One might expect me to say that “I should be able to host a taco party and hand out sombreros to all my privileged white guests without any guilt or shaming.” And I do feel that way as a rule. But that’s not my issue. Not today.
To foreshadow, I always felt uneasy at best listening to white rock and rollers playing music of the Mississippi Delta, a region very close to where I was born and grew up. There was no such thing as political incorrectness in those days, but I thought it was phony for rockers, especially rich English ones with hot chicks tossing their underwear on the stage, to play the blues. Something was inappropriate about it but I didn’t have the experience or vocabulary to know what it was. I do now: There is something sacred, or at least extraordinarily special, about southern black musicians channeling southern black misery, and something profane about rich white guys covering it. Not that I’d protest it if I were on one of today’s politically correct university campuses. And yes, Stevie Ray and Johnny Winter get a pass from me on this. Just because. But atheists shouldn’t sing How Great Thou Art, or Tantum Ergo. It’s just wrong, even if they really like the melodies.
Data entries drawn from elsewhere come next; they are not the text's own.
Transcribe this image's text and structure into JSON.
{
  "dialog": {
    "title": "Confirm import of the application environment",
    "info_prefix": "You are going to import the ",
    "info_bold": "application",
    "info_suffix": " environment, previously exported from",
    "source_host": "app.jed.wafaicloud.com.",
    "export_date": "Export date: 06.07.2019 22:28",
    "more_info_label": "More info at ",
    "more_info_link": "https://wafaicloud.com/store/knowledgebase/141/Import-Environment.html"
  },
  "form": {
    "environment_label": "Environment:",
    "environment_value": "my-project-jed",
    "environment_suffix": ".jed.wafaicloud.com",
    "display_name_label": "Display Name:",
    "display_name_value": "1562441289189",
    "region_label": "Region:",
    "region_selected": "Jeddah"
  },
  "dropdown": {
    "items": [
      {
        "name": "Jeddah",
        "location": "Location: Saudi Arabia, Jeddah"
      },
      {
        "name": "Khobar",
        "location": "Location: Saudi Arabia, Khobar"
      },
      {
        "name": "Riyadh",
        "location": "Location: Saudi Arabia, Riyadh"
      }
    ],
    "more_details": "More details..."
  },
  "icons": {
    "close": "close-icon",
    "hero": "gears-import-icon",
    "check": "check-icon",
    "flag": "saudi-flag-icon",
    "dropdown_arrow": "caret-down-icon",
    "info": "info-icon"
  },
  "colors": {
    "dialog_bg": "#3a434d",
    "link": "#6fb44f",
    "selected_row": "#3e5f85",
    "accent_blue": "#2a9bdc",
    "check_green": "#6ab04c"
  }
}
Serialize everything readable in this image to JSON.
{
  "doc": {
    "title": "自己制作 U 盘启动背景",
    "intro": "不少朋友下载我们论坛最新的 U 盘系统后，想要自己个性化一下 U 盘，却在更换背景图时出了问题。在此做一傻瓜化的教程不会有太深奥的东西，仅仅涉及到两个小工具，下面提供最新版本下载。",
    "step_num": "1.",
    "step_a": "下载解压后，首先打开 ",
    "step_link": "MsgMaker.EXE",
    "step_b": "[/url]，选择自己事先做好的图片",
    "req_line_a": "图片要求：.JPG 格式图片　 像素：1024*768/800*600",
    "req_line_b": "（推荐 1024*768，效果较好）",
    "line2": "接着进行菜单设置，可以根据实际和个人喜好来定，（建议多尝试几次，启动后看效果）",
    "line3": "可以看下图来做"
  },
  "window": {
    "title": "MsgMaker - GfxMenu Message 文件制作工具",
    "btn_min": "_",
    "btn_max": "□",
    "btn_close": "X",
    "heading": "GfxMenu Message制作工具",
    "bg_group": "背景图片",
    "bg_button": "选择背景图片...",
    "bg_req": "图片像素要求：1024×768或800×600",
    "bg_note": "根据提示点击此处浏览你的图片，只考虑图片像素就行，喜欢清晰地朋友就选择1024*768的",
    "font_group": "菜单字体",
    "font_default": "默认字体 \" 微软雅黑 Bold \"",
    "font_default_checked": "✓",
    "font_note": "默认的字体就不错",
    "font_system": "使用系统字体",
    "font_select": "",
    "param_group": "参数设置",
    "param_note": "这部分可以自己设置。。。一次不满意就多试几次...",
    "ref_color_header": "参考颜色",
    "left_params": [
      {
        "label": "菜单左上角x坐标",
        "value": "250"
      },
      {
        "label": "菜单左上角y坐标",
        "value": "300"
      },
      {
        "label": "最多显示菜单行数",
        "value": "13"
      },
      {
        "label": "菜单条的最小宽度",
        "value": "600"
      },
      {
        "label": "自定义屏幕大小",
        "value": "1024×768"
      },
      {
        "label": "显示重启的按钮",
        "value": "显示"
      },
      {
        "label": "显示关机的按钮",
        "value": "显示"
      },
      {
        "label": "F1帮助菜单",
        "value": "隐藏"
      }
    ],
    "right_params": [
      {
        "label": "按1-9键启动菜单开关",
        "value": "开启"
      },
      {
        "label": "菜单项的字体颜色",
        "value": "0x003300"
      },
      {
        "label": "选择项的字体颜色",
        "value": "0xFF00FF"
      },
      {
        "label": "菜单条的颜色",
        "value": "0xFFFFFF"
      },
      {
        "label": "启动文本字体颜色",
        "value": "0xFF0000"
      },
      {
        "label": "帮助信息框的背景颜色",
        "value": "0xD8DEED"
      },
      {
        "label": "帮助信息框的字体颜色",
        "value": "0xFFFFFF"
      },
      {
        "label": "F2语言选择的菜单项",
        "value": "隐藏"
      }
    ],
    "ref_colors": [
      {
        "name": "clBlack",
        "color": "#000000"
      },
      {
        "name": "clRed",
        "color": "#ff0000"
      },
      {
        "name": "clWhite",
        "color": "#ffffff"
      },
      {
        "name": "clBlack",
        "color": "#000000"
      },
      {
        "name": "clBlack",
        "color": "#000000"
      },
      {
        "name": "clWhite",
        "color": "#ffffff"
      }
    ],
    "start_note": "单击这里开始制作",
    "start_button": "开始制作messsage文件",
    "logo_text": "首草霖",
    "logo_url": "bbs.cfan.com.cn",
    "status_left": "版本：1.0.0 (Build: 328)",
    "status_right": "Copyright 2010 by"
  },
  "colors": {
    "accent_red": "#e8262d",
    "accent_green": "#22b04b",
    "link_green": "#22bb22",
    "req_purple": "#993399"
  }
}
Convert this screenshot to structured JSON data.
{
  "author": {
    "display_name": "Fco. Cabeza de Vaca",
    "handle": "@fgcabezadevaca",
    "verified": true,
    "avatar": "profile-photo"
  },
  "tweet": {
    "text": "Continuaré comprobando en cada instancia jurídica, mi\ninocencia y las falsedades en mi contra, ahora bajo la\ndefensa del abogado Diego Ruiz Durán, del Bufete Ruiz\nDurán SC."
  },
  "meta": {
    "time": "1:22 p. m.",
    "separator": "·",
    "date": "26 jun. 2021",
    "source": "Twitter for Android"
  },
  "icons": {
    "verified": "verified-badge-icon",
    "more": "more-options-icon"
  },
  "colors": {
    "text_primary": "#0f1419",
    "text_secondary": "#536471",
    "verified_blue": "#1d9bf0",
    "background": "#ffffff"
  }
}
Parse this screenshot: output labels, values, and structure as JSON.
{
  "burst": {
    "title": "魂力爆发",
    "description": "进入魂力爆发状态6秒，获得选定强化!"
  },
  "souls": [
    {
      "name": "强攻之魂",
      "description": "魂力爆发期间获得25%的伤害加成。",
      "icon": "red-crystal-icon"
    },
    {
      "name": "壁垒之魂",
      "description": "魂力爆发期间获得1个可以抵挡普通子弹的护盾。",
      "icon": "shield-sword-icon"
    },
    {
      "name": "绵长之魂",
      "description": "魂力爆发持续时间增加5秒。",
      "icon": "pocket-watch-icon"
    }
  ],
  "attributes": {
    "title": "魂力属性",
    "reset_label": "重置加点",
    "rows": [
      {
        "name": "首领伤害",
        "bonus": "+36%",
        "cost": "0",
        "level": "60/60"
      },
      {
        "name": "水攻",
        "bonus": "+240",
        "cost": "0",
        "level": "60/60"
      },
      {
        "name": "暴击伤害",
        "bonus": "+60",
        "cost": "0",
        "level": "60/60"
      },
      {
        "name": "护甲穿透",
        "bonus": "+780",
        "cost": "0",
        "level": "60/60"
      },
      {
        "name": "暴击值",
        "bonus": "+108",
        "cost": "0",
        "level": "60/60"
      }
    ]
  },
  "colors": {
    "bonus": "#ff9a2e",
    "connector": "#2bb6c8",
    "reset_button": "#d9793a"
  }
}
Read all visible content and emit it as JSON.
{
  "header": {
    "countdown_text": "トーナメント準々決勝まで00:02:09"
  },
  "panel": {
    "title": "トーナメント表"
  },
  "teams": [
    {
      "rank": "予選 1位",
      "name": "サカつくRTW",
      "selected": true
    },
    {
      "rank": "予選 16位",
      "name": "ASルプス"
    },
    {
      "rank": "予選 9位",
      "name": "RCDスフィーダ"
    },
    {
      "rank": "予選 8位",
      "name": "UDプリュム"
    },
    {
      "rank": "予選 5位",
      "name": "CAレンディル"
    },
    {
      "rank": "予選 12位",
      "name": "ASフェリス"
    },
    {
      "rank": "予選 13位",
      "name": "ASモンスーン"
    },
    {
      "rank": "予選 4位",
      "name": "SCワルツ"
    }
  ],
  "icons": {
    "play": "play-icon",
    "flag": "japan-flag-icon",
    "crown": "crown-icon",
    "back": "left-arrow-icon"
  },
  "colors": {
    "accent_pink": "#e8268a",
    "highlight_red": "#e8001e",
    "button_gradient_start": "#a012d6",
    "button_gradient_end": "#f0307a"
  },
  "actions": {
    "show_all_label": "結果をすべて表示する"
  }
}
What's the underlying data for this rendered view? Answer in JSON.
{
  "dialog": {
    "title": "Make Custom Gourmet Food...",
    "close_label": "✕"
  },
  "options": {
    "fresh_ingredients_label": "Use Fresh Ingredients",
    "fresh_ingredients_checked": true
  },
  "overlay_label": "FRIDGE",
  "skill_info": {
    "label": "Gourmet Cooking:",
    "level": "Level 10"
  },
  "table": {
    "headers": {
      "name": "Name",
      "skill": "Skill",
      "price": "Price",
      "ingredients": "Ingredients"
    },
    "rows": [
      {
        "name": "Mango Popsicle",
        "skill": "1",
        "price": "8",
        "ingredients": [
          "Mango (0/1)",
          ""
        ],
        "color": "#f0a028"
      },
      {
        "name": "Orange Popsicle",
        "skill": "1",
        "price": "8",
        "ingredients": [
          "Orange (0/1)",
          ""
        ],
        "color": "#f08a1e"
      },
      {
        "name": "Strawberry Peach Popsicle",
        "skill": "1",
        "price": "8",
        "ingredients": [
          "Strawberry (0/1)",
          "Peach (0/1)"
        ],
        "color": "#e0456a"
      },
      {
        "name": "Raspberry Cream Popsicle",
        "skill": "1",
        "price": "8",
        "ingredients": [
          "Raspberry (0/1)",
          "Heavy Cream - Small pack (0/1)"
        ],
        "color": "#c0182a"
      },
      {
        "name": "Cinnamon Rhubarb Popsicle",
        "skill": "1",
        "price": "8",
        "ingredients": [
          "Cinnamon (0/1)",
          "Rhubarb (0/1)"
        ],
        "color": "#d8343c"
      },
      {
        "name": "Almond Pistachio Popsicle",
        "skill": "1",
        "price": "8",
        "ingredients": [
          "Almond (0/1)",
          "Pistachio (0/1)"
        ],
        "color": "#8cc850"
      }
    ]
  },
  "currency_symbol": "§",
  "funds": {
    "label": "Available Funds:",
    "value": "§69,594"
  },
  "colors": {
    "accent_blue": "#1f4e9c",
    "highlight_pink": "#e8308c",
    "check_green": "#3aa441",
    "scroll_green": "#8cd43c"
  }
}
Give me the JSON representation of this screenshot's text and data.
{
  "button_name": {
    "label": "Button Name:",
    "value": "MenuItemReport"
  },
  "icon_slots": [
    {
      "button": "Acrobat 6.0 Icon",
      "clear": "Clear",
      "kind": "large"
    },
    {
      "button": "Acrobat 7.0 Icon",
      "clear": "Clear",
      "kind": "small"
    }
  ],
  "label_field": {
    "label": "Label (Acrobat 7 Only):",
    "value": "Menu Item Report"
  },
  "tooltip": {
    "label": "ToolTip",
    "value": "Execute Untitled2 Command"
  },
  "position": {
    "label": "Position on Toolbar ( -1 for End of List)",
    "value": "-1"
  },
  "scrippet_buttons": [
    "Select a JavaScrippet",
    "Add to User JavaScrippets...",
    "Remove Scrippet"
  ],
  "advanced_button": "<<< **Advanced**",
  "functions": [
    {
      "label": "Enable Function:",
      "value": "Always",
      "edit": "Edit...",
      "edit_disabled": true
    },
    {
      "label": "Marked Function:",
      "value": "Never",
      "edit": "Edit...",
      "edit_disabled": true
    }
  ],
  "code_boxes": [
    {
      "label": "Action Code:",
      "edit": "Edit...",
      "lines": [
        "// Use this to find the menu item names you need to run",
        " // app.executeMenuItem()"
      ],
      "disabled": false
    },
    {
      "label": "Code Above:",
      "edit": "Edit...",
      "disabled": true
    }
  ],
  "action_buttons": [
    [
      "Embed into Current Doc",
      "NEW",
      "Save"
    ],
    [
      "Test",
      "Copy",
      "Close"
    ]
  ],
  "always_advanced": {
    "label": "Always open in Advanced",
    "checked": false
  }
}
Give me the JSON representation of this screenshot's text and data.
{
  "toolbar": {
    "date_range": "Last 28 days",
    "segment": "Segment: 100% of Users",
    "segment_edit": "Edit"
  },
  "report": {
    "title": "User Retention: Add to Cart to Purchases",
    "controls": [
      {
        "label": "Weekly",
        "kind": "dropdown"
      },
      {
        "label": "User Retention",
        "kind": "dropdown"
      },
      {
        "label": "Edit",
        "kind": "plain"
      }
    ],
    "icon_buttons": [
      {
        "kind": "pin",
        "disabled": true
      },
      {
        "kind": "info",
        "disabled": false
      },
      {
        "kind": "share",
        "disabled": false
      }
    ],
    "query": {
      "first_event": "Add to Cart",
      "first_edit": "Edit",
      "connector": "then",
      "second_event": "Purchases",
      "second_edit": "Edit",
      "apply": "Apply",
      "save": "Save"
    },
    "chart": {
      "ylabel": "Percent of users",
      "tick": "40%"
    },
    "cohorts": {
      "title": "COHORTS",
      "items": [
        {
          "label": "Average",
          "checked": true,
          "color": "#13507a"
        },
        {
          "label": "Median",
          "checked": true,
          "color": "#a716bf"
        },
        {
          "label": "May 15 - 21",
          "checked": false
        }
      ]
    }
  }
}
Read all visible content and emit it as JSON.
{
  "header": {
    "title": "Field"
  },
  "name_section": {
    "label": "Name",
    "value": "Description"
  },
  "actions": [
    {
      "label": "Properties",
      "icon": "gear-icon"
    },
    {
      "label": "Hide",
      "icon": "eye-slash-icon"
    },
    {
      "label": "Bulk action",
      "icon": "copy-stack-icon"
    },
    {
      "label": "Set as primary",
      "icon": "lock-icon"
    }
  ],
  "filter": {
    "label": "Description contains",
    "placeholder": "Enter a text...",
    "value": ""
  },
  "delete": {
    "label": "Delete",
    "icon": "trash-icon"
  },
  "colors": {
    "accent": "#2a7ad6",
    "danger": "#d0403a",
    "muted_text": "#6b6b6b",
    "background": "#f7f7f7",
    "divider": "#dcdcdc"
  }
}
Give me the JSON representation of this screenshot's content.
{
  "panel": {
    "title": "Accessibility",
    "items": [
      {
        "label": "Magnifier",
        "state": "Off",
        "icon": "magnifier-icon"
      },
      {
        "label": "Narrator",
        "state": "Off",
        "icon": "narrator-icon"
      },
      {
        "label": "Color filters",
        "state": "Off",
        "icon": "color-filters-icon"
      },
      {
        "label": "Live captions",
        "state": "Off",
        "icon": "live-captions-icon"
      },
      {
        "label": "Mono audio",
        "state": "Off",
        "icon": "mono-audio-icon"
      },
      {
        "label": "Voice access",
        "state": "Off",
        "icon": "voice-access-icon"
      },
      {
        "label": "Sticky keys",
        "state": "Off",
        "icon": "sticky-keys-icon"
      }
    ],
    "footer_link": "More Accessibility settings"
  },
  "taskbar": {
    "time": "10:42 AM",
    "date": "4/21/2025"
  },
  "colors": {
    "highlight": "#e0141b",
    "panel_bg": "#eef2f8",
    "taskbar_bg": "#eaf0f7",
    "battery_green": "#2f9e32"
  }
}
Something similar bugs me as I venture lately into the exotic repertoire of gypsy jazz. I sense that Django Reinhardt sounded the way he did in part because of who he was: a real Belgian gypsy who was at his peak in German occupied France. (He once politely resisted, and then fled from an invitation from a well meaning German officer to travel to Berlin and perform. He might have been diverted elsewhere after th performance.) But anyway, I don’t think anyone but a real gypsy can know what it is to be one, or play like one. They still play music all day and all night in those in France and the Netherlands, and the kids are steeped in it from birth.
So my question is, is there any point in trying to learn Django’s licks and phrasing? Many of his licks are just too fast, and so I can’t learn them anyway. But when I do play songs of the gypsy repertoire that are within my reach, my phrasing has an unmistakable whiff of Pat Boone about it. The reason is, let’s face it, I’m no gypsy; I’m a white guy from an upper middle class southern suburb. Popular music of the 50’s is in my marrow. I’ve got to be me! So I’ve decided that when I go to gypsy jazz jams, that I willl just go one and release my inner Pat Boone. Who knows? Any real gypsy in attendance might actually dig it. “Hey man, show me those crazy white chords to ‘Something Stupid’. “